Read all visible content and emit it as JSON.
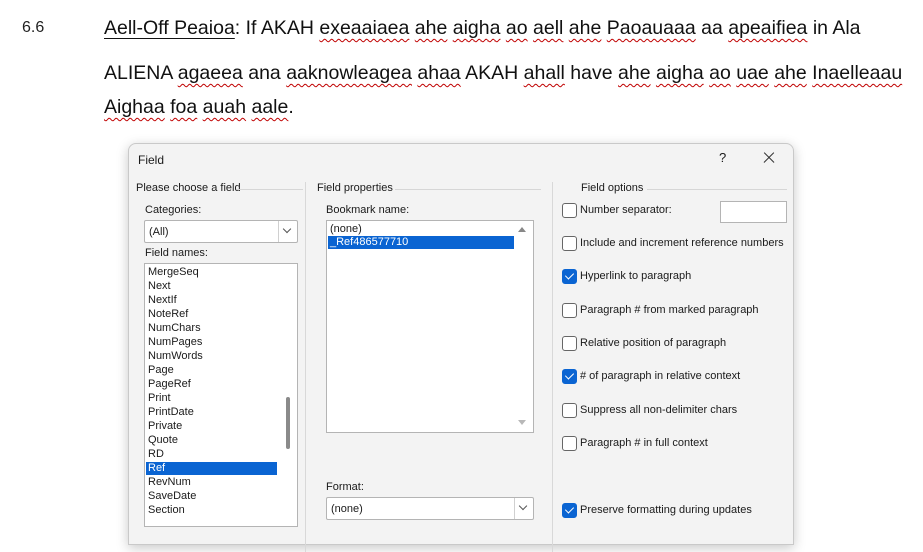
{
  "document": {
    "section_number": "6.6",
    "line1": {
      "heading": "Aell-Off Peaioa",
      "colon": ":",
      "w1": "If",
      "w2": "AKAH",
      "w3": "exeaaiaea",
      "w4": "ahe",
      "w5": "aigha",
      "w6": "ao",
      "w7": "aell",
      "w8": "ahe",
      "w9": "Paoauaaa",
      "w10": "aa",
      "w11": "apeaifiea",
      "w12": "in",
      "w13": "Ala"
    },
    "line2": {
      "w1": "ALIENA",
      "w2": "agaeea",
      "w3": "ana",
      "w4": "aaknowleagea",
      "w5": "ahaa",
      "w6": "AKAH",
      "w7": "ahall",
      "w8": "have",
      "w9": "ahe",
      "w10": "aigha",
      "w11": "ao",
      "w12": "uae",
      "w13": "ahe",
      "w14": "Inaelleaau"
    },
    "line3": {
      "w1": "Aighaa",
      "w2": "foa",
      "w3": "auah",
      "w4": "aale",
      "end": "."
    }
  },
  "dialog": {
    "title": "Field",
    "help_label": "?",
    "left_panel": {
      "heading": "Please choose a field",
      "categories_label": "Categories:",
      "categories_value": "(All)",
      "field_names_label": "Field names:",
      "field_names": [
        "MergeSeq",
        "Next",
        "NextIf",
        "NoteRef",
        "NumChars",
        "NumPages",
        "NumWords",
        "Page",
        "PageRef",
        "Print",
        "PrintDate",
        "Private",
        "Quote",
        "RD",
        "Ref",
        "RevNum",
        "SaveDate",
        "Section"
      ],
      "selected_field": "Ref"
    },
    "middle_panel": {
      "heading": "Field properties",
      "bookmark_label": "Bookmark name:",
      "bookmarks": [
        "(none)",
        "_Ref486577710"
      ],
      "selected_bookmark": "_Ref486577710",
      "format_label": "Format:",
      "format_value": "(none)"
    },
    "right_panel": {
      "heading": "Field options",
      "options": [
        {
          "label": "Number separator:",
          "checked": false
        },
        {
          "label": "Include and increment reference numbers",
          "checked": false
        },
        {
          "label": "Hyperlink to paragraph",
          "checked": true
        },
        {
          "label": "Paragraph # from marked paragraph",
          "checked": false
        },
        {
          "label": "Relative position of paragraph",
          "checked": false
        },
        {
          "label": "# of paragraph in relative context",
          "checked": true
        },
        {
          "label": "Suppress all non-delimiter chars",
          "checked": false
        },
        {
          "label": "Paragraph # in full context",
          "checked": false
        },
        {
          "label": "Preserve formatting during updates",
          "checked": true
        }
      ]
    },
    "accent_color": "#0a64d2"
  }
}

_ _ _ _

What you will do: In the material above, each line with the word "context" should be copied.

Exercise solution:
          "label": "# of paragraph in relative context",
          "label": "Paragraph # in full context",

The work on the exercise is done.